As we've become more experienced with birding we've learned a lot about when birds migrate: always earlier than you think! Both in the spring, when they're heading north, and in the fall, when they're heading back south.
The Pennsylvania Birding List, sponsored by Audubon, helps a lot. Though I've seen very few warblers in Philadelphia recently, reports on the list show that warbler, and other migration, has been heavy throughout Pennsylvania for at least the last week. Yesterday we spent a 30 minutes hunting for the Swallow-tailed Kite that's been around for a week and then another 60 minutes birding Morris Arboretum in the late afternoon. We saw a couple of Solitary Sandpipers and a Great Egret at Morris but no warblers. So today it seemed like a good day to go to Carpenter's Woods and see what warblers might be there.
Good choice! Seven different species: Canada, Northern Parula, Common Yellowthroat, Black-throated Blue, Magnolia, Black and White, and American Redstart. Our first real look at fall warbler migration and always a pleasure! For all except the Canada we saw multiple birds. We also got a good look at a flycatcher that we finally puzzled through to be a Least Flycatcher. Two Ruby-crowned Kinglets, at least three Ruby-throated Hummingbirds and a Veery and Wood Thrush were among the other highlights.
Over these two days of birding I've had my sketchbook with me, and my camera. In the long run I'll be better off just using my sketchbook. Not only is there something thrilling about drawing a bird that you know may move at any moment, you also generally get better fieldmarks so that you can confirm an ID. I immediately noticed the prominent eye-ring in the Least Flycatcher show above. But I didn't have time to try to draw it. Fortunately the photo above confirmed the eye-ring. On the other hand I remembered seeing the legs of the Solitary Sandpiper pictured above as being yellow, like a Lesser Yellowlegs. But other aspects of the bird made me think Solitary Sandpiper. When I got home and looked at the photo it confirmed, even though photos can easily lie, that the legs were dull greenish yellow. So that helped confirm that the bird was a Solitary Sandpiper not a Lesser Yellowlegs. If I'd actually sketched it I'm sure I would have noticed the real color of the legs and not needed any evidence from a camera.

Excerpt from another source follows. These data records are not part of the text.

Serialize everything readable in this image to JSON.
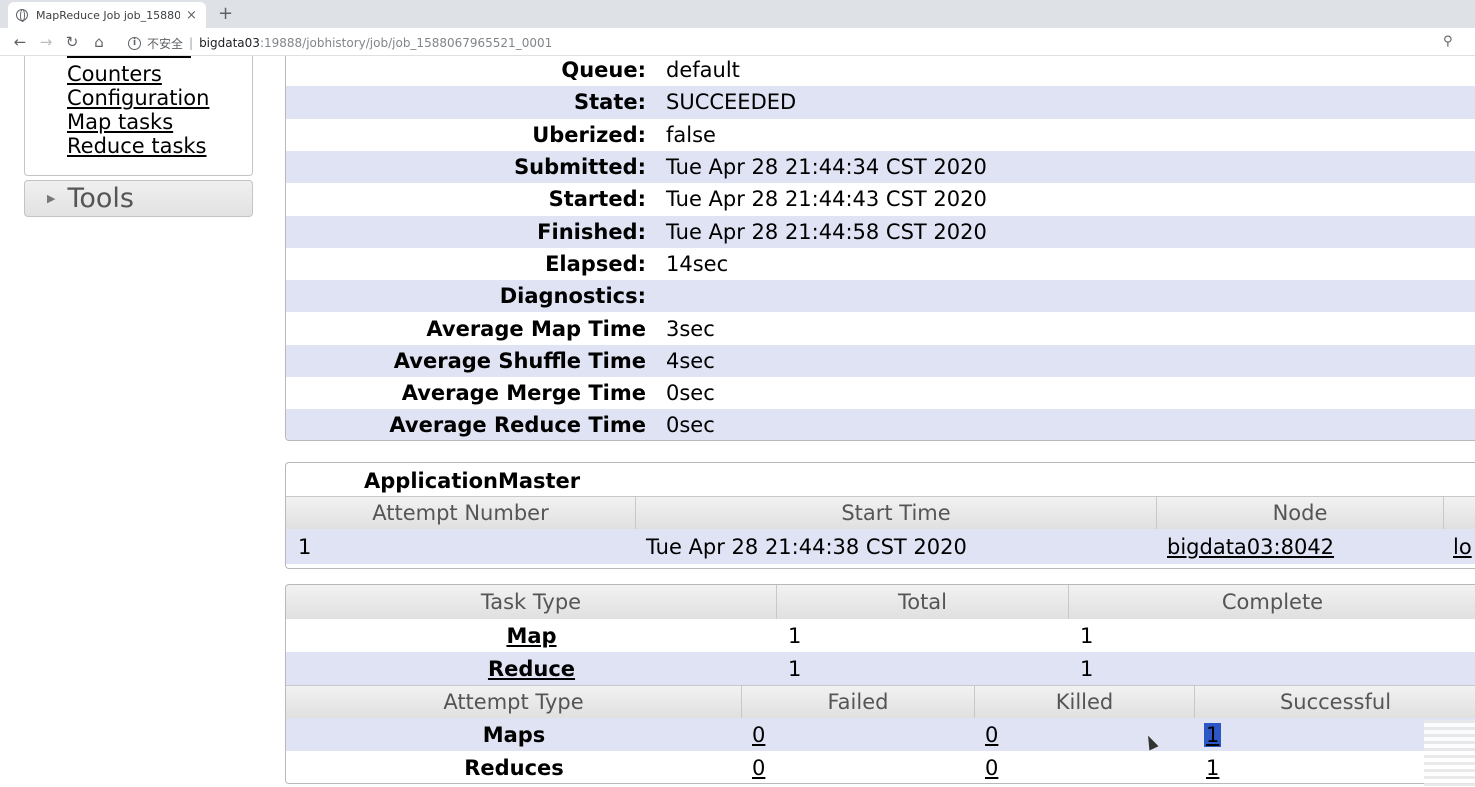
{
  "browser": {
    "tab_title": "MapReduce Job job_1588067965521_0001",
    "close_glyph": "×",
    "new_tab_glyph": "+",
    "insecure_label": "不安全",
    "url_host": "bigdata03",
    "url_path": ":19888/jobhistory/job/job_1588067965521_0001"
  },
  "sidebar": {
    "links": [
      "Counters",
      "Configuration",
      "Map tasks",
      "Reduce tasks"
    ],
    "tools_label": "Tools"
  },
  "job_info": [
    {
      "key": "Queue:",
      "value": "default"
    },
    {
      "key": "State:",
      "value": "SUCCEEDED"
    },
    {
      "key": "Uberized:",
      "value": "false"
    },
    {
      "key": "Submitted:",
      "value": "Tue Apr 28 21:44:34 CST 2020"
    },
    {
      "key": "Started:",
      "value": "Tue Apr 28 21:44:43 CST 2020"
    },
    {
      "key": "Finished:",
      "value": "Tue Apr 28 21:44:58 CST 2020"
    },
    {
      "key": "Elapsed:",
      "value": "14sec"
    },
    {
      "key": "Diagnostics:",
      "value": ""
    },
    {
      "key": "Average Map Time",
      "value": "3sec"
    },
    {
      "key": "Average Shuffle Time",
      "value": "4sec"
    },
    {
      "key": "Average Merge Time",
      "value": "0sec"
    },
    {
      "key": "Average Reduce Time",
      "value": "0sec"
    }
  ],
  "app_master": {
    "title": "ApplicationMaster",
    "headers": [
      "Attempt Number",
      "Start Time",
      "Node"
    ],
    "row": {
      "attempt": "1",
      "start_time": "Tue Apr 28 21:44:38 CST 2020",
      "node": "bigdata03:8042",
      "logs": "lo"
    }
  },
  "tasks": {
    "headers": [
      "Task Type",
      "Total",
      "Complete"
    ],
    "rows": [
      {
        "type": "Map",
        "total": "1",
        "complete": "1"
      },
      {
        "type": "Reduce",
        "total": "1",
        "complete": "1"
      }
    ]
  },
  "attempts": {
    "headers": [
      "Attempt Type",
      "Failed",
      "Killed",
      "Successful"
    ],
    "rows": [
      {
        "type": "Maps",
        "failed": "0",
        "killed": "0",
        "successful": "1"
      },
      {
        "type": "Reduces",
        "failed": "0",
        "killed": "0",
        "successful": "1"
      }
    ]
  }
}
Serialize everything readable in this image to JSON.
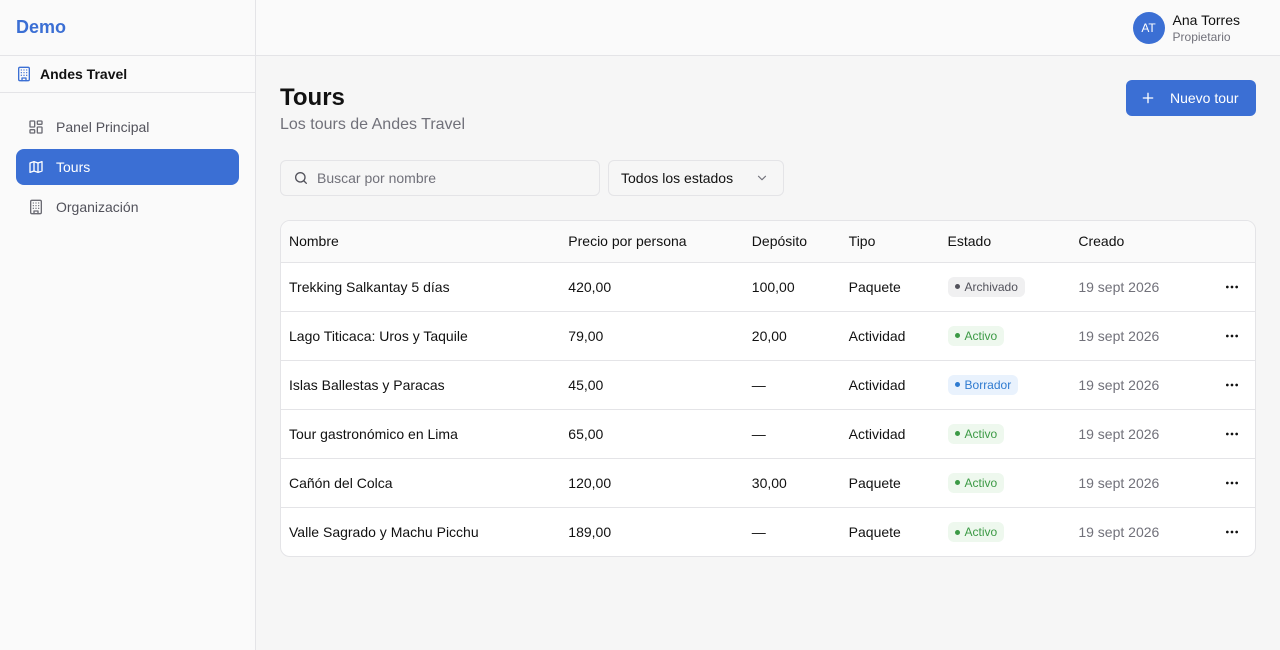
{
  "sidebar": {
    "brand": "Demo",
    "organization": "Andes Travel",
    "items": [
      {
        "label": "Panel Principal",
        "icon": "dashboard-icon",
        "active": false
      },
      {
        "label": "Tours",
        "icon": "map-icon",
        "active": true
      },
      {
        "label": "Organización",
        "icon": "building-icon",
        "active": false
      }
    ]
  },
  "header": {
    "user": {
      "initials": "AT",
      "name": "Ana Torres",
      "role": "Propietario"
    }
  },
  "main": {
    "title": "Tours",
    "subtitle": "Los tours de Andes Travel",
    "new_button_label": "Nuevo tour",
    "search": {
      "placeholder": "Buscar por nombre",
      "value": ""
    },
    "status_filter": {
      "selected": "Todos los estados"
    },
    "table": {
      "columns": [
        "Nombre",
        "Precio por persona",
        "Depósito",
        "Tipo",
        "Estado",
        "Creado"
      ],
      "rows": [
        {
          "name": "Trekking Salkantay 5 días",
          "price": "420,00",
          "deposit": "100,00",
          "type": "Paquete",
          "status": "Archivado",
          "status_style": "gray",
          "created": "19 sept 2026"
        },
        {
          "name": "Lago Titicaca: Uros y Taquile",
          "price": "79,00",
          "deposit": "20,00",
          "type": "Actividad",
          "status": "Activo",
          "status_style": "green",
          "created": "19 sept 2026"
        },
        {
          "name": "Islas Ballestas y Paracas",
          "price": "45,00",
          "deposit": "—",
          "type": "Actividad",
          "status": "Borrador",
          "status_style": "blue",
          "created": "19 sept 2026"
        },
        {
          "name": "Tour gastronómico en Lima",
          "price": "65,00",
          "deposit": "—",
          "type": "Actividad",
          "status": "Activo",
          "status_style": "green",
          "created": "19 sept 2026"
        },
        {
          "name": "Cañón del Colca",
          "price": "120,00",
          "deposit": "30,00",
          "type": "Paquete",
          "status": "Activo",
          "status_style": "green",
          "created": "19 sept 2026"
        },
        {
          "name": "Valle Sagrado y Machu Picchu",
          "price": "189,00",
          "deposit": "—",
          "type": "Paquete",
          "status": "Activo",
          "status_style": "green",
          "created": "19 sept 2026"
        }
      ]
    }
  },
  "colors": {
    "accent": "#3b6fd4",
    "status_gray": "#52525b",
    "status_green": "#3c9a45",
    "status_blue": "#2f7bd0"
  }
}
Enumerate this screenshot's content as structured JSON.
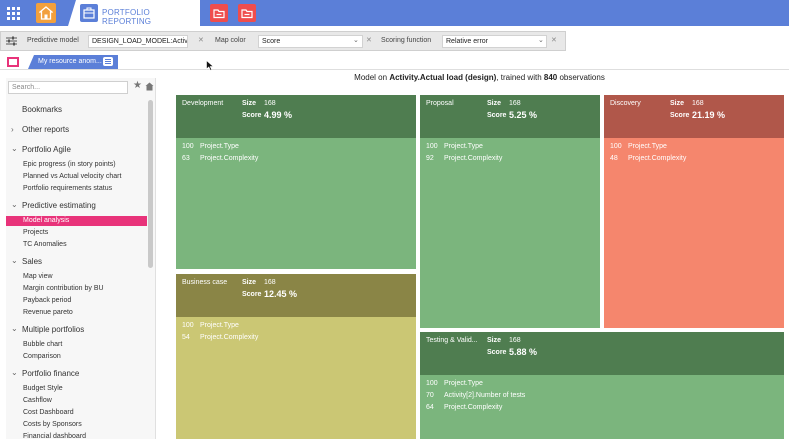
{
  "topbar": {
    "active_tab_label": "PORTFOLIO REPORTING"
  },
  "filters": {
    "predictive_model_label": "Predictive model",
    "predictive_model_value": "DESIGN_LOAD_MODEL:Activit",
    "map_color_label": "Map color",
    "map_color_value": "Score",
    "scoring_function_label": "Scoring function",
    "scoring_function_value": "Relative error"
  },
  "resource_tab": {
    "label": "My resource anom..."
  },
  "sidebar": {
    "search_placeholder": "Search...",
    "items": [
      {
        "label": "Bookmarks"
      },
      {
        "label": "Other reports"
      },
      {
        "label": "Portfolio Agile"
      },
      {
        "label": "Epic progress (in story points)"
      },
      {
        "label": "Planned vs Actual velocity chart"
      },
      {
        "label": "Portfolio requirements status"
      },
      {
        "label": "Predictive estimating"
      },
      {
        "label": "Model analysis"
      },
      {
        "label": "Projects"
      },
      {
        "label": "TC Anomalies"
      },
      {
        "label": "Sales"
      },
      {
        "label": "Map view"
      },
      {
        "label": "Margin contribution by BU"
      },
      {
        "label": "Payback period"
      },
      {
        "label": "Revenue pareto"
      },
      {
        "label": "Multiple portfolios"
      },
      {
        "label": "Bubble chart"
      },
      {
        "label": "Comparison"
      },
      {
        "label": "Portfolio finance"
      },
      {
        "label": "Budget Style"
      },
      {
        "label": "Cashflow"
      },
      {
        "label": "Cost Dashboard"
      },
      {
        "label": "Costs by Sponsors"
      },
      {
        "label": "Financial dashboard"
      }
    ]
  },
  "main": {
    "title_prefix": "Model on ",
    "title_target": "Activity.Actual load (design)",
    "title_middle": ", trained with ",
    "title_count": "840",
    "title_suffix": " observations"
  },
  "tiles": [
    {
      "name": "Development",
      "size_label": "Size",
      "size": "168",
      "score_label": "Score",
      "score": "4.99 %",
      "rows": [
        {
          "n": "100",
          "label": "Project.Type"
        },
        {
          "n": "63",
          "label": "Project.Complexity"
        }
      ],
      "head_color": "#4f7d50",
      "body_color": "#7bb57d"
    },
    {
      "name": "Proposal",
      "size_label": "Size",
      "size": "168",
      "score_label": "Score",
      "score": "5.25 %",
      "rows": [
        {
          "n": "100",
          "label": "Project.Type"
        },
        {
          "n": "92",
          "label": "Project.Complexity"
        }
      ],
      "head_color": "#4f7d50",
      "body_color": "#7bb57d"
    },
    {
      "name": "Discovery",
      "size_label": "Size",
      "size": "168",
      "score_label": "Score",
      "score": "21.19 %",
      "rows": [
        {
          "n": "100",
          "label": "Project.Type"
        },
        {
          "n": "48",
          "label": "Project.Complexity"
        }
      ],
      "head_color": "#b0574a",
      "body_color": "#f5866d"
    },
    {
      "name": "Business case",
      "size_label": "Size",
      "size": "168",
      "score_label": "Score",
      "score": "12.45 %",
      "rows": [
        {
          "n": "100",
          "label": "Project.Type"
        },
        {
          "n": "54",
          "label": "Project.Complexity"
        }
      ],
      "head_color": "#8a8546",
      "body_color": "#cbc774"
    },
    {
      "name": "Testing & Valid...",
      "size_label": "Size",
      "size": "168",
      "score_label": "Score",
      "score": "5.88 %",
      "rows": [
        {
          "n": "100",
          "label": "Project.Type"
        },
        {
          "n": "70",
          "label": "Activity[2].Number of tests"
        },
        {
          "n": "64",
          "label": "Project.Complexity"
        }
      ],
      "head_color": "#4f7d50",
      "body_color": "#7bb57d"
    }
  ]
}
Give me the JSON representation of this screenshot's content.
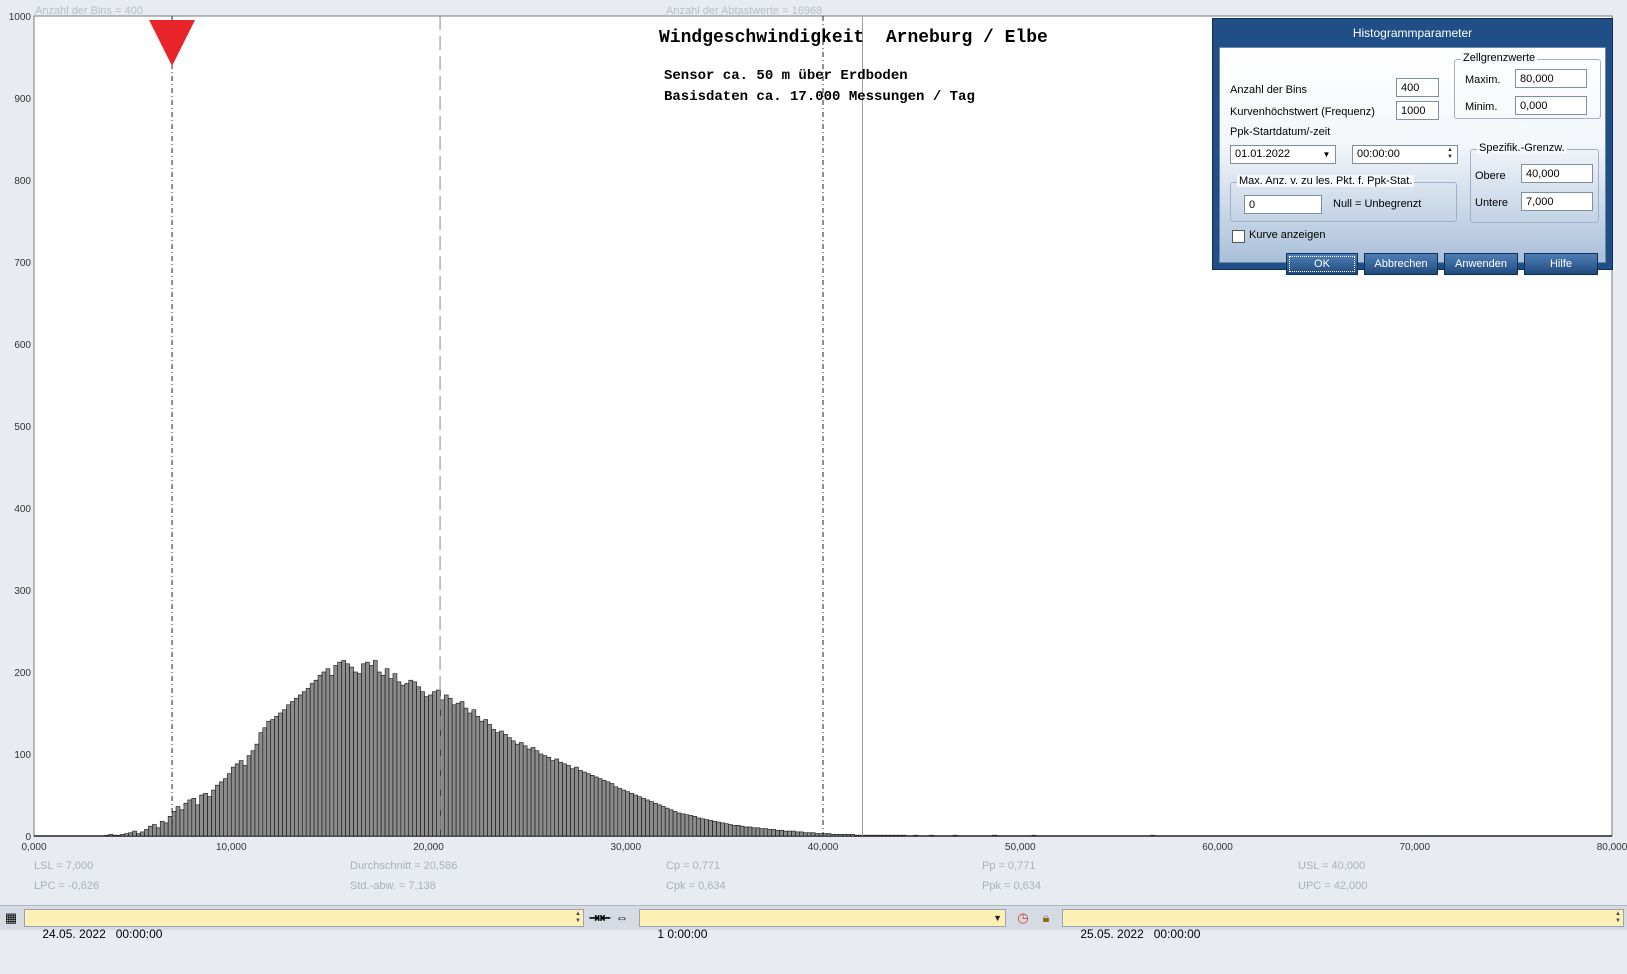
{
  "header": {
    "bins_text": "Anzahl der Bins =   400",
    "samples_text": "Anzahl der Abtastwerte = 16968"
  },
  "chart_titles": {
    "line1": "Windgeschwindigkeit  Arneburg / Elbe",
    "line2": "Sensor ca. 50 m über Erdboden",
    "line3": "Basisdaten ca. 17.000 Messungen / Tag"
  },
  "stats": {
    "lsl": "LSL = 7,000",
    "lpc": "LPC = -0,626",
    "mean": "Durchschnitt  = 20,586",
    "std": "Std.-abw. = 7,138",
    "cp": "Cp  = 0,771",
    "cpk": "Cpk = 0,634",
    "pp": "Pp  = 0,771",
    "ppk": "Ppk = 0,634",
    "usl": "USL = 40,000",
    "upc": "UPC = 42,000"
  },
  "chart_data": {
    "type": "bar",
    "xlim": [
      0,
      80
    ],
    "ylim": [
      0,
      1000
    ],
    "x_ticks": [
      {
        "v": 0,
        "label": "0,000"
      },
      {
        "v": 10,
        "label": "10,000"
      },
      {
        "v": 20,
        "label": "20,000"
      },
      {
        "v": 30,
        "label": "30,000"
      },
      {
        "v": 40,
        "label": "40,000"
      },
      {
        "v": 50,
        "label": "50,000"
      },
      {
        "v": 60,
        "label": "60,000"
      },
      {
        "v": 70,
        "label": "70,000"
      },
      {
        "v": 80,
        "label": "80,000"
      }
    ],
    "y_ticks": [
      {
        "v": 0,
        "label": "0"
      },
      {
        "v": 100,
        "label": "100"
      },
      {
        "v": 200,
        "label": "200"
      },
      {
        "v": 300,
        "label": "300"
      },
      {
        "v": 400,
        "label": "400"
      },
      {
        "v": 500,
        "label": "500"
      },
      {
        "v": 600,
        "label": "600"
      },
      {
        "v": 700,
        "label": "700"
      },
      {
        "v": 800,
        "label": "800"
      },
      {
        "v": 900,
        "label": "900"
      },
      {
        "v": 1000,
        "label": "1000"
      }
    ],
    "bin_width": 0.2,
    "bin_start": 0,
    "values": [
      0,
      0,
      0,
      0,
      0,
      0,
      0,
      0,
      0,
      0,
      0,
      0,
      0,
      0,
      0,
      0,
      0,
      0,
      1,
      2,
      1,
      1,
      2,
      3,
      4,
      6,
      3,
      5,
      8,
      12,
      14,
      10,
      18,
      16,
      24,
      30,
      36,
      32,
      40,
      44,
      46,
      38,
      50,
      52,
      48,
      56,
      62,
      66,
      70,
      76,
      84,
      88,
      92,
      86,
      98,
      104,
      112,
      126,
      132,
      140,
      142,
      146,
      150,
      154,
      160,
      164,
      168,
      172,
      176,
      180,
      186,
      190,
      196,
      200,
      204,
      196,
      208,
      212,
      214,
      210,
      206,
      200,
      198,
      210,
      212,
      208,
      214,
      200,
      196,
      204,
      192,
      198,
      188,
      184,
      186,
      190,
      188,
      182,
      176,
      170,
      172,
      176,
      178,
      166,
      172,
      168,
      160,
      162,
      164,
      156,
      150,
      154,
      146,
      140,
      142,
      136,
      130,
      126,
      128,
      124,
      120,
      116,
      112,
      114,
      110,
      106,
      108,
      104,
      100,
      98,
      96,
      92,
      94,
      90,
      88,
      86,
      82,
      84,
      80,
      78,
      76,
      74,
      72,
      70,
      68,
      66,
      64,
      60,
      58,
      56,
      54,
      52,
      50,
      48,
      46,
      44,
      42,
      40,
      38,
      36,
      34,
      32,
      30,
      28,
      27,
      26,
      25,
      24,
      22,
      21,
      20,
      19,
      18,
      17,
      16,
      15,
      14,
      13,
      13,
      12,
      11,
      11,
      10,
      10,
      9,
      9,
      8,
      8,
      7,
      7,
      6,
      6,
      6,
      5,
      5,
      4,
      4,
      4,
      3,
      3,
      3,
      3,
      2,
      2,
      2,
      2,
      2,
      2,
      1,
      1,
      1,
      1,
      1,
      1,
      1,
      1,
      1,
      1,
      1,
      1,
      1,
      0,
      0,
      1,
      0,
      0,
      0,
      1,
      0,
      0,
      0,
      0,
      0,
      1,
      0,
      0,
      0,
      0,
      0,
      0,
      0,
      0,
      0,
      1,
      0,
      0,
      0,
      0,
      0,
      0,
      0,
      0,
      0,
      1,
      0,
      0,
      0,
      0,
      0,
      0,
      0,
      0,
      0,
      0,
      0,
      0,
      0,
      0,
      0,
      0,
      0,
      0,
      0,
      0,
      0,
      0,
      0,
      0,
      0,
      0,
      0,
      0,
      0,
      1,
      0,
      0,
      0,
      0,
      0,
      0,
      0,
      0,
      0,
      0,
      0,
      0,
      0,
      0,
      0,
      0,
      0,
      0,
      0,
      0,
      0,
      0,
      0,
      0,
      0,
      0,
      0,
      0,
      0,
      0,
      0,
      0,
      0,
      0,
      0,
      0,
      0,
      0,
      0,
      0,
      0,
      0,
      0,
      0,
      0,
      0,
      0,
      0,
      0,
      0,
      0,
      0,
      0,
      0,
      0,
      0,
      0,
      0,
      0,
      0,
      0,
      0,
      0,
      0,
      0,
      0,
      0,
      0,
      0,
      0,
      0,
      0,
      0,
      0,
      0,
      0,
      0,
      0,
      0,
      0,
      0,
      0,
      0,
      0,
      0,
      0,
      0,
      0,
      0,
      0,
      0,
      0,
      0,
      0,
      0,
      0,
      0,
      0,
      0,
      0,
      0,
      0,
      0,
      0,
      0,
      0,
      0,
      0,
      0,
      0,
      0,
      0,
      0,
      0,
      0,
      0,
      0,
      0,
      0,
      0,
      0,
      0,
      0,
      0,
      0,
      0,
      0,
      0,
      0,
      0,
      0,
      0,
      0,
      0
    ],
    "reference_lines": [
      {
        "name": "lsl",
        "x": 7.0,
        "style": "dash-dot"
      },
      {
        "name": "mean",
        "x": 20.586,
        "style": "long-dash"
      },
      {
        "name": "usl",
        "x": 40.0,
        "style": "dash-dot"
      },
      {
        "name": "upc",
        "x": 42.0,
        "style": "solid"
      }
    ],
    "marker_x": 7.0,
    "grid": false
  },
  "dialog": {
    "title": "Histogrammparameter",
    "bins_label": "Anzahl der Bins",
    "bins_value": "400",
    "curve_max_label": "Kurvenhöchstwert (Frequenz)",
    "curve_max_value": "1000",
    "ppk_start_label": "Ppk-Startdatum/-zeit",
    "ppk_date": "01.01.2022",
    "ppk_time": "00:00:00",
    "cell_group_title": "Zellgrenzwerte",
    "max_label": "Maxim.",
    "max_value": "80,000",
    "min_label": "Minim.",
    "min_value": "0,000",
    "maxpts_group_title": "Max. Anz. v. zu les. Pkt. f. Ppk-Stat.",
    "maxpts_value": "0",
    "null_note": "Null = Unbegrenzt",
    "spec_group_title": "Spezifik.-Grenzw.",
    "upper_label": "Obere",
    "upper_value": "40,000",
    "lower_label": "Untere",
    "lower_value": "7,000",
    "show_curve_label": "Kurve anzeigen",
    "ok_label": "OK",
    "cancel_label": "Abbrechen",
    "apply_label": "Anwenden",
    "help_label": "Hilfe"
  },
  "bottombar": {
    "start_datetime": "24.05. 2022   00:00:00",
    "span": "1 0:00:00",
    "end_datetime": "25.05. 2022   00:00:00"
  },
  "colors": {
    "bar_fill": "#8c8c8c",
    "marker": "#e8232a",
    "dialog_frame": "#1f4f86",
    "field_yellow": "#fdf0b4"
  }
}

I had my camera with me again today, with all the warblers, and did try one quick and failed photo of a Northern Parula. But as I looked at a fidgety female Black-throated Blue warbler I told myself I had to get out the sketchbook and try sketching it. This seemed impossible. The bird would not sit still. And I didn't have my scope, just my binoculars. That meant I needed to look through them, try to remember what I saw, and then put it down on paper.
What happened when I did this? Well a flurry of questions: how do the wings connect to the head and the tail? What about the legs? It was hopeless. The drawing at top, which includes a couple of live sketches of a Great Egret at Morris, is a composite. First I tried to draw the torso, then the head, then the tail. It is horrible!! No doubt about it. But I needed to start. And learned something. In the future I'll pay more attention to how the heads of most warblers attach to the body. I was too busy noting fieldmarks, like the spot near coverts on wing to grasp the entire structure. You really need to do that to be successful. So this is one of those drawings that is embarrassing to post. But I hope that one day I can look back at it and say: Boy I sure have improved! I remember when I put sparrow heads on warbler bodies!!
Hopefully I'll soon have the opportunity to sketch some more warblers.